_Instructions for the task_
Where a line in the records below contains the string "rowNum", tally it; give only the final number.
##### Study material
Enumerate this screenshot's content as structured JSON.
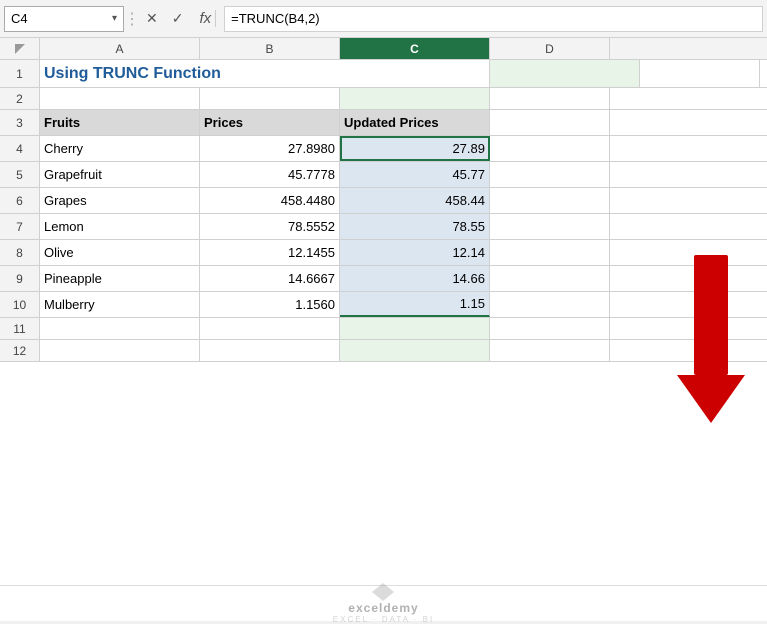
{
  "nameBox": {
    "value": "C4",
    "dropdownArrow": "▾"
  },
  "formulaBar": {
    "formula": "=TRUNC(B4,2)",
    "fxLabel": "fx"
  },
  "columns": [
    {
      "id": "row-num",
      "label": "",
      "width": 40
    },
    {
      "id": "A",
      "label": "A",
      "width": 160
    },
    {
      "id": "B",
      "label": "B",
      "width": 140
    },
    {
      "id": "C",
      "label": "C",
      "width": 150
    },
    {
      "id": "D",
      "label": "D",
      "width": 120
    }
  ],
  "rows": [
    {
      "rowNum": "1",
      "cells": [
        {
          "value": "Using TRUNC Function",
          "style": "title-blue",
          "colspan": 3
        },
        {
          "value": ""
        },
        {
          "value": ""
        }
      ]
    },
    {
      "rowNum": "2",
      "cells": [
        {
          "value": ""
        },
        {
          "value": ""
        },
        {
          "value": ""
        },
        {
          "value": ""
        }
      ]
    },
    {
      "rowNum": "3",
      "cells": [
        {
          "value": "Fruits",
          "style": "header-cell bold"
        },
        {
          "value": "Prices",
          "style": "header-cell bold"
        },
        {
          "value": "Updated Prices",
          "style": "header-cell bold c-data"
        },
        {
          "value": ""
        }
      ]
    },
    {
      "rowNum": "4",
      "cells": [
        {
          "value": "Cherry"
        },
        {
          "value": "27.8980",
          "style": "right-align"
        },
        {
          "value": "27.89",
          "style": "right-align c-data active-cell"
        },
        {
          "value": ""
        }
      ]
    },
    {
      "rowNum": "5",
      "cells": [
        {
          "value": "Grapefruit"
        },
        {
          "value": "45.7778",
          "style": "right-align"
        },
        {
          "value": "45.77",
          "style": "right-align c-data"
        },
        {
          "value": ""
        }
      ]
    },
    {
      "rowNum": "6",
      "cells": [
        {
          "value": "Grapes"
        },
        {
          "value": "458.4480",
          "style": "right-align"
        },
        {
          "value": "458.44",
          "style": "right-align c-data"
        },
        {
          "value": ""
        }
      ]
    },
    {
      "rowNum": "7",
      "cells": [
        {
          "value": "Lemon"
        },
        {
          "value": "78.5552",
          "style": "right-align"
        },
        {
          "value": "78.55",
          "style": "right-align c-data"
        },
        {
          "value": ""
        }
      ]
    },
    {
      "rowNum": "8",
      "cells": [
        {
          "value": "Olive"
        },
        {
          "value": "12.1455",
          "style": "right-align"
        },
        {
          "value": "12.14",
          "style": "right-align c-data"
        },
        {
          "value": ""
        }
      ]
    },
    {
      "rowNum": "9",
      "cells": [
        {
          "value": "Pineapple"
        },
        {
          "value": "14.6667",
          "style": "right-align"
        },
        {
          "value": "14.66",
          "style": "right-align c-data"
        },
        {
          "value": ""
        }
      ]
    },
    {
      "rowNum": "10",
      "cells": [
        {
          "value": "Mulberry"
        },
        {
          "value": "1.1560",
          "style": "right-align"
        },
        {
          "value": "1.15",
          "style": "right-align c-data"
        },
        {
          "value": ""
        }
      ]
    },
    {
      "rowNum": "11",
      "cells": [
        {
          "value": ""
        },
        {
          "value": ""
        },
        {
          "value": ""
        },
        {
          "value": ""
        }
      ]
    },
    {
      "rowNum": "12",
      "cells": [
        {
          "value": ""
        },
        {
          "value": ""
        },
        {
          "value": ""
        },
        {
          "value": ""
        }
      ]
    }
  ],
  "logo": {
    "name": "exceldemy",
    "tagline": "EXCEL · DATA · BI"
  },
  "icons": {
    "cancel": "✕",
    "confirm": "✓",
    "dots": "⋮"
  }
}
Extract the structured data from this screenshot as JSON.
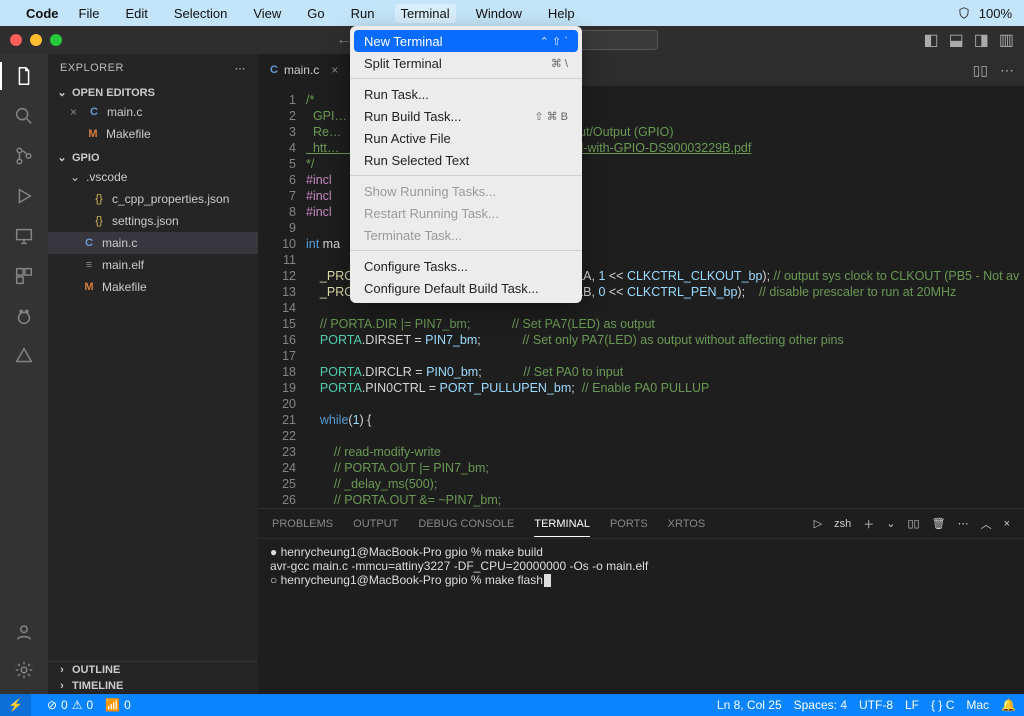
{
  "macbar": {
    "app": "Code",
    "items": [
      "File",
      "Edit",
      "Selection",
      "View",
      "Go",
      "Run",
      "Terminal",
      "Window",
      "Help"
    ],
    "open_index": 6,
    "battery": "100%"
  },
  "menu": {
    "groups": [
      [
        {
          "label": "New Terminal",
          "shortcut": "⌃ ⇧ `",
          "selected": true
        },
        {
          "label": "Split Terminal",
          "shortcut": "⌘ \\"
        }
      ],
      [
        {
          "label": "Run Task..."
        },
        {
          "label": "Run Build Task...",
          "shortcut": "⇧ ⌘ B"
        },
        {
          "label": "Run Active File"
        },
        {
          "label": "Run Selected Text"
        }
      ],
      [
        {
          "label": "Show Running Tasks...",
          "disabled": true
        },
        {
          "label": "Restart Running Task...",
          "disabled": true
        },
        {
          "label": "Terminate Task...",
          "disabled": true
        }
      ],
      [
        {
          "label": "Configure Tasks..."
        },
        {
          "label": "Configure Default Build Task..."
        }
      ]
    ]
  },
  "sidebar": {
    "header": "EXPLORER",
    "open_editors": "OPEN EDITORS",
    "open_items": [
      {
        "icon": "c",
        "label": "main.c",
        "close": true
      },
      {
        "icon": "m",
        "label": "Makefile"
      }
    ],
    "ws": "GPIO",
    "tree": [
      {
        "type": "folder",
        "label": ".vscode"
      },
      {
        "type": "file",
        "icon": "j",
        "label": "c_cpp_properties.json",
        "indent": 3
      },
      {
        "type": "file",
        "icon": "j",
        "label": "settings.json",
        "indent": 3
      },
      {
        "type": "file",
        "icon": "c",
        "label": "main.c",
        "indent": 2,
        "selected": true
      },
      {
        "type": "file",
        "icon": "e",
        "label": "main.elf",
        "indent": 2
      },
      {
        "type": "file",
        "icon": "m",
        "label": "Makefile",
        "indent": 2
      }
    ],
    "outline": "OUTLINE",
    "timeline": "TIMELINE"
  },
  "tab": {
    "icon": "c",
    "label": "main.c"
  },
  "code": {
    "lines": [
      {
        "n": 1,
        "html": "<span class='cG'>/*</span>"
      },
      {
        "n": 2,
        "html": "<span class='cG'>  GPI…                                 utton input</span>"
      },
      {
        "n": 3,
        "html": "<span class='cG'>  Re…                                 ) General Purpose Input/Output (GPIO)</span>"
      },
      {
        "n": 4,
        "html": "<span class='cG u'>  htt…                                ppnotes/Getting-Started-with-GPIO-DS90003229B.pdf</span>"
      },
      {
        "n": 5,
        "html": "<span class='cG'>*/</span>"
      },
      {
        "n": 6,
        "html": "<span class='cM'>#incl</span>"
      },
      {
        "n": 7,
        "html": "<span class='cM'>#incl</span>"
      },
      {
        "n": 8,
        "html": "<span class='cM'>#incl</span>"
      },
      {
        "n": 9,
        "html": ""
      },
      {
        "n": 10,
        "html": "<span class='cK'>int</span> ma"
      },
      {
        "n": 11,
        "html": ""
      },
      {
        "n": 12,
        "html": "    <span class='cF'>_PROTECTED_WRITE</span>(<span class='cY'>CLKCTRL</span>.MCLKCTRLA, <span class='cB'>1</span> &lt;&lt; <span class='cB'>CLKCTRL_CLKOUT_bp</span>); <span class='cG'>// output sys clock to CLKOUT (PB5 - Not av</span>"
      },
      {
        "n": 13,
        "html": "    <span class='cF'>_PROTECTED_WRITE</span>(<span class='cY'>CLKCTRL</span>.MCLKCTRLB, <span class='cB'>0</span> &lt;&lt; <span class='cB'>CLKCTRL_PEN_bp</span>);    <span class='cG'>// disable prescaler to run at 20MHz</span>"
      },
      {
        "n": 14,
        "html": ""
      },
      {
        "n": 15,
        "html": "    <span class='cG'>// PORTA.DIR |= PIN7_bm;</span>            <span class='cG'>// Set PA7(LED) as output</span>"
      },
      {
        "n": 16,
        "html": "    <span class='cY'>PORTA</span>.DIRSET = <span class='cB'>PIN7_bm</span>;            <span class='cG'>// Set only PA7(LED) as output without affecting other pins</span>"
      },
      {
        "n": 17,
        "html": ""
      },
      {
        "n": 18,
        "html": "    <span class='cY'>PORTA</span>.DIRCLR = <span class='cB'>PIN0_bm</span>;            <span class='cG'>// Set PA0 to input</span>"
      },
      {
        "n": 19,
        "html": "    <span class='cY'>PORTA</span>.PIN0CTRL = <span class='cB'>PORT_PULLUPEN_bm</span>;  <span class='cG'>// Enable PA0 PULLUP</span>"
      },
      {
        "n": 20,
        "html": ""
      },
      {
        "n": 21,
        "html": "    <span class='cK'>while</span>(<span class='cB'>1</span>) {"
      },
      {
        "n": 22,
        "html": ""
      },
      {
        "n": 23,
        "html": "        <span class='cG'>// read-modify-write</span>"
      },
      {
        "n": 24,
        "html": "        <span class='cG'>// PORTA.OUT |= PIN7_bm;</span>"
      },
      {
        "n": 25,
        "html": "        <span class='cG'>// _delay_ms(500);</span>"
      },
      {
        "n": 26,
        "html": "        <span class='cG'>// PORTA.OUT &amp;= ~PIN7_bm;</span>"
      }
    ]
  },
  "panel": {
    "tabs": [
      "PROBLEMS",
      "OUTPUT",
      "DEBUG CONSOLE",
      "TERMINAL",
      "PORTS",
      "XRTOS"
    ],
    "active": 3,
    "shell": "zsh",
    "lines": [
      "● henrycheung1@MacBook-Pro gpio % make build",
      "  avr-gcc main.c -mmcu=attiny3227 -DF_CPU=20000000 -Os -o main.elf",
      "○ henrycheung1@MacBook-Pro gpio % make flash"
    ]
  },
  "status": {
    "errors": "0",
    "warnings": "0",
    "radio": "0",
    "lncol": "Ln 8, Col 25",
    "spaces": "Spaces: 4",
    "enc": "UTF-8",
    "eol": "LF",
    "lang": "{ } C",
    "host": "Mac"
  }
}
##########
_Solution_
12